So, here I am, a newly-converted Doctor Who fan, and I'll be damned if I'm not sat looking at the first episode in the recently announced Doctor Who: The Adventure Games, City of the Daleks remember those guys? If you're going to do a Doctor Who game, you might as well start off big.
If you missed our news coverage of Doctor Who: The Adventure Games
, have some context: it's a series of downloadable PC and Mac games. They're all free. Free like air and reading Daily Mail
comments. They're also being produced with heavy involvement from the BBC. Everything developer Sumo's been doing has been vetted and consulted on, with the interactive episodes having been written by show writers Phil Ford (1&2) and James Moran (3&4). Speaking on a panel at a press event yesterday Iain Tweedale, multiplatform commissioning editor at BBC Wales, even went so far as to say, "It's about developing a new drama format."
So, yeah. A lot of effort is going into making these games count, and making them authentic Who experiences. Because, let's face it, who even remembers previous games starring the Doctor? A line you might have seen in the original press release was trotted out several times by several people at yesterday's event – 'there aren't 13 episodes in the latest Doctor Who series, there are 17 and four of them are interactive.' Promising stuff.

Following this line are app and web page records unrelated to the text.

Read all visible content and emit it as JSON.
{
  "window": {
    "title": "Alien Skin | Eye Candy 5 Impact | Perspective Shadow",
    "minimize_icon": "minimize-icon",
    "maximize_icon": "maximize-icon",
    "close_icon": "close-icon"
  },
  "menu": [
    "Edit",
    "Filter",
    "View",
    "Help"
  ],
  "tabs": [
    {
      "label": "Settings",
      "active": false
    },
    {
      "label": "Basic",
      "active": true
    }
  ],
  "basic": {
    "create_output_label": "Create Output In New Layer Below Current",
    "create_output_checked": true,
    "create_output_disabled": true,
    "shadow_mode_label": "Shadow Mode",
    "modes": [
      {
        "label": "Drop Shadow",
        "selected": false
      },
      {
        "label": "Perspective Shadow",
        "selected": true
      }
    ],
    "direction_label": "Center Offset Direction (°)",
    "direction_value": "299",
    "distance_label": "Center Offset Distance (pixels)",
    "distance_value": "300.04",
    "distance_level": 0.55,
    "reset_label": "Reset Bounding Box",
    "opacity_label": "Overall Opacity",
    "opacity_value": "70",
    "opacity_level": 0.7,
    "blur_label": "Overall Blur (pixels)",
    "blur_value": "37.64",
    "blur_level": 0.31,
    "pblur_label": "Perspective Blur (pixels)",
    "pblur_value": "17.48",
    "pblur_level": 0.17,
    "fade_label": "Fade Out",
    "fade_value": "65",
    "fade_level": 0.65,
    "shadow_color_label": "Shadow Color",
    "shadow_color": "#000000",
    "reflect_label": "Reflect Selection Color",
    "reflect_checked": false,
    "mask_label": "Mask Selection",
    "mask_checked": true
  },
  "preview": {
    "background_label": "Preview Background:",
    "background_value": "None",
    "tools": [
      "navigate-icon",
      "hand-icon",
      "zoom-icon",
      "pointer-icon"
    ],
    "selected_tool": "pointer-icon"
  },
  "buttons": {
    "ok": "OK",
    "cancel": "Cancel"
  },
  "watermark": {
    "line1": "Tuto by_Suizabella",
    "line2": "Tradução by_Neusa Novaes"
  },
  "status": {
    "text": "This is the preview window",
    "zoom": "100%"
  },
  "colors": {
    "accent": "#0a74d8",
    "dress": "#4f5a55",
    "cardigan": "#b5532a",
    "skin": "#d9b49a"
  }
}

Anyway, back to the actual game. As I said, in kicking things off with the Daleks the BBC and Sumo are starting off big. I mean, REALLY
big. Phil Ford, writer of City of the Daleks
, pointed out that the structure of the game is much like the structure of a TV episode - the Doctor appears
somewhere, he discovers a problem and he has to deal with said problem. So it is that the Tardis lands in the Trafalgar Square of 1963 to find it, and all of London, decimated. Now, I don't know if you were around in the London of 1963 (I was still 20 years off being fetal) but I think we can all agree that it wasn't post-apocalyptic. That's a whopper of a conundrum to deal with.
This big start to the game also illustrates the fact that the games can go places the TV show can't. Sure, they could
show you a decimated London in the first couple of minutes of a TV episode, but then *poof*, the budget's been swallowed and you're spending the rest of the season watching the Doctor solve problems like getting to the shop and finding out he doesn't have enough money for biscuits. Showing that in the game, though, is relatively cheap.
So, you step out of the Tardis and have a bit of a 'WTF??' moment. You also see the digital versions of Matt Smith and Karen Gillan. Time to take a moment to consider how the Doctor and Amy look, eh? The detail is good. Sumo spent a lot of time poring over the character' wardrobes and movements to get their likenesses right, and they seem to have done a good job.
Anecdotal evidence from an upcoming episode of Doctor Who Confidential
has Matt Smith complaining 'I don't run like that!' and Karen Gillan chirpily informing him that 'you run exactly
like that'. And that's exactly the kind of detail you want, since a Doctor who runs like Sly Stallone would have chucked me right out of the game.
That's not to say they look stunning – the episodes are being built to run on the majority of low-end PCs and weigh in at around 250MB. As a result the textures look a little flat and The Adventure Games
certainly won't measure up to high-end PC and console games. But, you know, it's free. Not that that would be an excuse for poor quality (which this isn't) – but it is an excuse for not looking like Crysis 2